Through this practice, we realized that this process of translation and liturgical exegesis is a necessary practice to be able to direct our hearts, as the rabbis taught us to do. Translation, for the Tur, is not about literal comprehension. It is an orientation of the heart, a way we position ourselves, focused and directed toward what matters. By getting to the meaning of the words, we can get beyond the words, to the depth and possibility of what the words offer us. When we stretch out the language, we can find ourselves there: our fears and depressions, our longings, our aspirations for justice, the work of our hands and our days.
Educators and learners at SVARA often wonder whether our method (studying in the original, looking up every root, inside and outside translations, chevruta, chazarah, recitation, and shiur) can be effectively applied to other genres of Jewish literature.
Through this class, we have come to see so clearly that the siddur is the queerspawn of the Talmud. In fact, every community throughout the diaspora—Iraqi, Morrocan, Polish, Spanish, French, etc—is praying some version of what we might call the Babylonian siddur, with words taken directly from the Babylonian Talmud. Much like the Talmud, the siddur is also a work of art and a blueprint for developing compassion and connection in a fractured world. You can translate it word for word, but making the material one’s own requires an interpretive understanding. The practice of cultivating this understanding is essential to be able to direct our hearts.

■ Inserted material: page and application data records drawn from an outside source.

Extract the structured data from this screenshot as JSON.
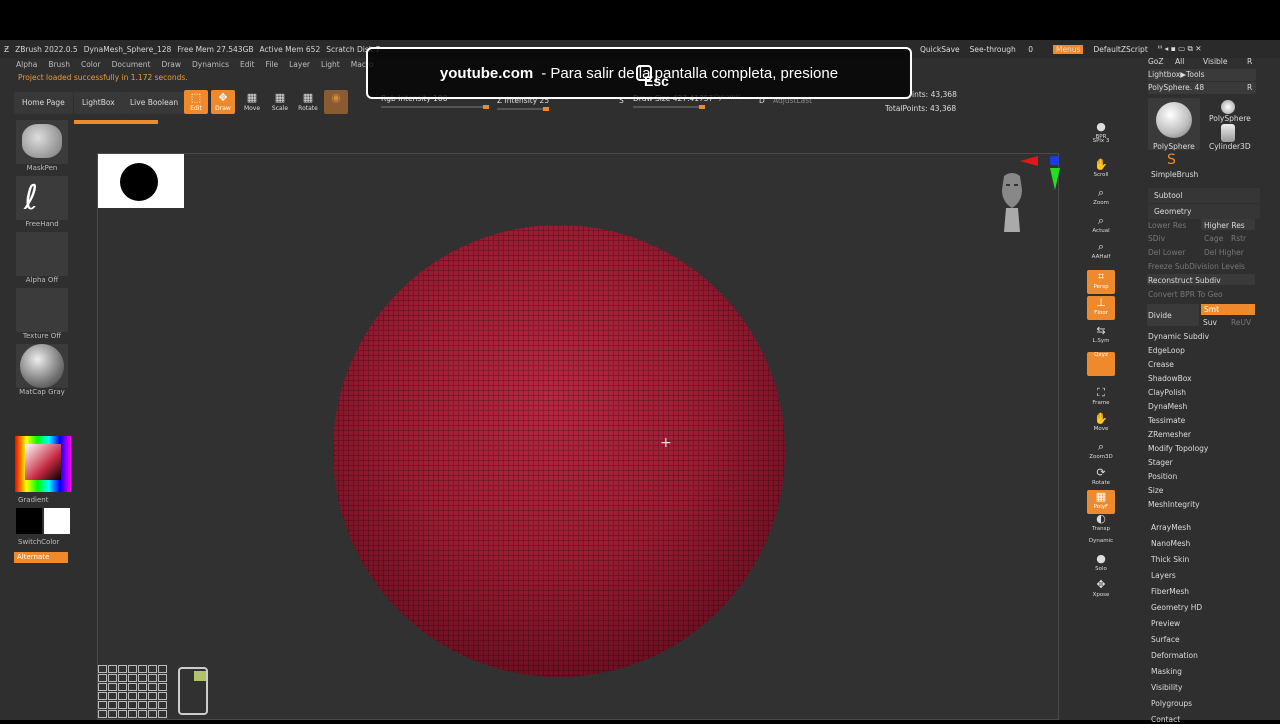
{
  "titlebar": {
    "app": "ZBrush 2022.0.5",
    "file": "DynaMesh_Sphere_128",
    "mem": "Free Mem 27.543GB",
    "active": "Active Mem 652",
    "scratch": "Scratch Disk 7"
  },
  "top_right": {
    "quicksave": "QuickSave",
    "seethrough": "See-through",
    "seethrough_val": "0",
    "menus": "Menus",
    "script": "DefaultZScript"
  },
  "menubar": [
    "Alpha",
    "Brush",
    "Color",
    "Document",
    "Draw",
    "Dynamics",
    "Edit",
    "File",
    "Layer",
    "Light",
    "Macro"
  ],
  "status_message": "Project loaded successfully in 1.172 seconds.",
  "toolbar": {
    "home": "Home Page",
    "lightbox": "LightBox",
    "live_boolean": "Live Boolean",
    "edit": "Edit",
    "draw": "Draw",
    "move": "Move",
    "scale": "Scale",
    "rotate": "Rotate",
    "rgb_label": "Rgb Intensity 100",
    "z_label": "Z Intensity 25",
    "draw_size_label": "Draw Size 427.41757",
    "dynamic": "Dynamic",
    "adjust": "AdjustLast",
    "s_label": "S",
    "d_label": "D",
    "points": "ints: 43,368",
    "total_points": "TotalPoints: 43,368"
  },
  "left_shelf": {
    "brush": "MaskPen",
    "stroke": "FreeHand",
    "alpha": "Alpha Off",
    "texture": "Texture Off",
    "material": "MatCap Gray",
    "gradient": "Gradient",
    "switch": "SwitchColor",
    "alternate": "Alternate"
  },
  "right_shelf": [
    "BPR",
    "SPix 3",
    "Scroll",
    "Zoom",
    "Actual",
    "AAHalf",
    "Persp",
    "Floor",
    "L.Sym",
    "Qxyz",
    "Frame",
    "Move",
    "Zoom3D",
    "Rotate",
    "PolyF",
    "Transp",
    "Dynamic",
    "Solo",
    "Xpose"
  ],
  "right_panel": {
    "goz": "GoZ",
    "all": "All",
    "visible": "Visible",
    "r": "R",
    "lightbox_tools": "Lightbox▶Tools",
    "polysphere_label": "PolySphere. 48",
    "tool1": "PolySphere",
    "tool2": "PolySphere",
    "tool3": "Cylinder3D",
    "tool4": "SimpleBrush",
    "subtool": "Subtool",
    "geometry": "Geometry",
    "lower_res": "Lower Res",
    "higher_res": "Higher Res",
    "sdiv": "SDiv",
    "cage": "Cage",
    "rstr": "Rstr",
    "del_lower": "Del Lower",
    "del_higher": "Del Higher",
    "freeze": "Freeze SubDivision Levels",
    "reconstruct": "Reconstruct Subdiv",
    "convert": "Convert BPR To Geo",
    "divide": "Divide",
    "smt": "Smt",
    "suv": "Suv",
    "reuv": "ReUV",
    "geo_items": [
      "Dynamic Subdiv",
      "EdgeLoop",
      "Crease",
      "ShadowBox",
      "ClayPolish",
      "DynaMesh",
      "Tessimate",
      "ZRemesher",
      "Modify Topology",
      "Stager",
      "Position",
      "Size",
      "MeshIntegrity"
    ],
    "other_items": [
      "ArrayMesh",
      "NanoMesh",
      "Thick Skin",
      "Layers",
      "FiberMesh",
      "Geometry HD",
      "Preview",
      "Surface",
      "Deformation",
      "Masking",
      "Visibility",
      "Polygroups",
      "Contact"
    ]
  },
  "overlay": {
    "host": "youtube.com",
    "message": "-  Para salir de la pantalla completa, presione",
    "key": "Esc"
  }
}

But not for its own sake. For ours.
As activist poet and radical liturgist Aurora Levins-Morales writes,
“The only way to bear the overwhelming pain of oppression is by telling, in all its detail, in the presence of witnesses and in a context of resistance, how unbearable it is… It is part of our task as revolutionary people, people who want deep-rooted, radical change, to be as whole as it is possible for us to be.”

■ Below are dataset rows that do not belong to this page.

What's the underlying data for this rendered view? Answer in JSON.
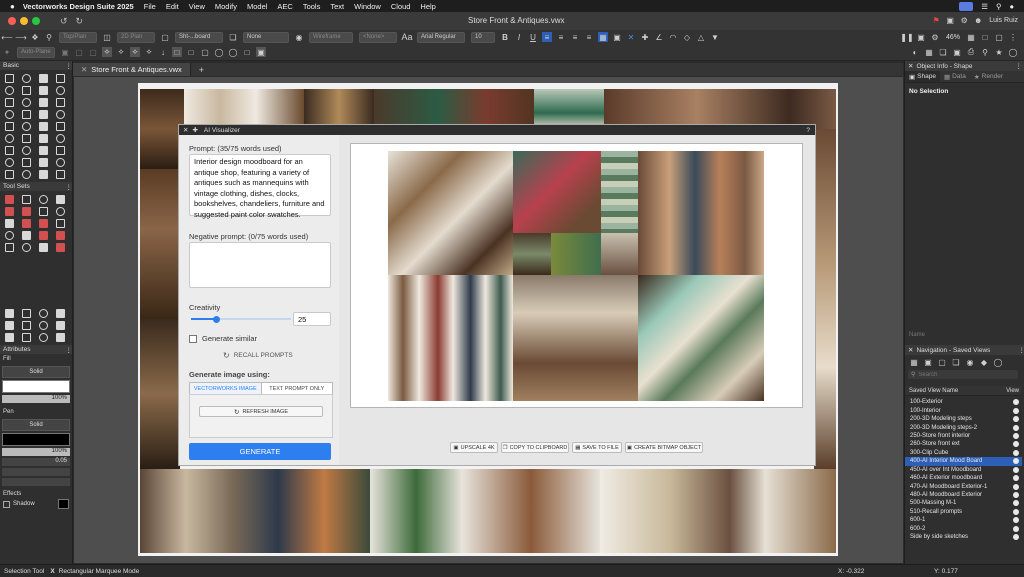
{
  "menubar": {
    "app": "Vectorworks Design Suite 2025",
    "menus": [
      "File",
      "Edit",
      "View",
      "Modify",
      "Model",
      "AEC",
      "Tools",
      "Text",
      "Window",
      "Cloud",
      "Help"
    ],
    "user": "Luis Ruiz"
  },
  "window": {
    "title": "Store Front & Antiques.vwx"
  },
  "toolbar1": {
    "view_mode": "Top/Plan",
    "projection": "2D Plan",
    "sheet_layer": "Sht-...board",
    "class": "None",
    "render_mode": "Wireframe",
    "none2": "<None>",
    "font": "Arial Regular",
    "font_size": "10",
    "zoom": "46%"
  },
  "toolbar2": {
    "auto_plane": "Auto-Plane"
  },
  "left_palette": {
    "basic_title": "Basic",
    "toolsets_title": "Tool Sets",
    "attributes_title": "Attributes",
    "fill_label": "Fill",
    "fill_style": "Solid",
    "fill_opacity": "100%",
    "pen_label": "Pen",
    "pen_style": "Solid",
    "pen_opacity": "100%",
    "pen_thickness": "0.05",
    "effects_label": "Effects",
    "shadow_label": "Shadow"
  },
  "document_tab": {
    "label": "Store Front & Antiques.vwx",
    "add": "+"
  },
  "dialog": {
    "title": "AI Visualizer",
    "help": "?",
    "prompt_label": "Prompt: (35/75 words used)",
    "prompt_text": "Interior design moodboard for an antique shop, featuring a variety of antiques such as mannequins with vintage clothing, dishes, clocks, bookshelves, chandeliers, furniture and suggested paint color swatches.",
    "negative_label": "Negative prompt: (0/75 words used)",
    "negative_text": "",
    "creativity_label": "Creativity",
    "creativity_value": "25",
    "creativity_fraction": 0.25,
    "generate_similar_label": "Generate similar",
    "recall_label": "RECALL PROMPTS",
    "generate_using_label": "Generate image using:",
    "tab_vectorworks": "VECTORWORKS IMAGE",
    "tab_text": "TEXT PROMPT ONLY",
    "refresh_label": "REFRESH IMAGE",
    "generate_label": "GENERATE",
    "upscale_label": "UPSCALE 4K",
    "clipboard_label": "COPY TO CLIPBOARD",
    "save_label": "SAVE TO FILE",
    "bitmap_label": "CREATE BITMAP OBJECT"
  },
  "object_info": {
    "title": "Object Info - Shape",
    "tabs": [
      "Shape",
      "Data",
      "Render"
    ],
    "selection": "No Selection",
    "name_label": "Name"
  },
  "navigation": {
    "title": "Navigation - Saved Views",
    "search_placeholder": "Search",
    "col_name": "Saved View Name",
    "col_view": "View",
    "views": [
      "100-Exterior",
      "100-Interior",
      "200-3D Modeling steps",
      "200-3D Modeling steps-2",
      "250-Store front interior",
      "260-Store front ext",
      "300-Clip Cube",
      "400-AI Interior Mood Board",
      "450-AI over Int Moodboard",
      "460-AI Exterior moodboard",
      "470-AI Moodboard Exterior-1",
      "480-AI Moodboard Exterior",
      "500-Massing M-1",
      "510-Recall prompts",
      "600-1",
      "600-2",
      "Side by side sketches"
    ],
    "selected_index": 7
  },
  "colors": {
    "accent": "#2d7ff0",
    "selection": "#2d5fb8",
    "menubar": "#1e1e1e",
    "panel": "#2f2f2f"
  },
  "statusbar": {
    "tool": "Selection Tool",
    "mode_key": "X",
    "mode": "Rectangular Marquee Mode",
    "x": "X: -0.322",
    "y": "Y: 0.177"
  }
}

Prayer, like Talmud Torah, is a practice of bearing witness to our own suffering and bringing our own experiences into conversation with ancient voices. It is one of our essential, inherited spiritual practices, one that supports us to be as whole as possible.
Each word is there as a portal. Each day we enter the portal anew and find something different. What we find is ourselves—changed, changing, in process. As translators and learners, as people who pray, we are ha’mechadesh b’tuvo b’chol yom tamid, made in the image of the One who, in goodness, renews every day. We too renew the world each day, our hearts directed by the ever-changing language of prayer, and the ever-changing world we inhabit.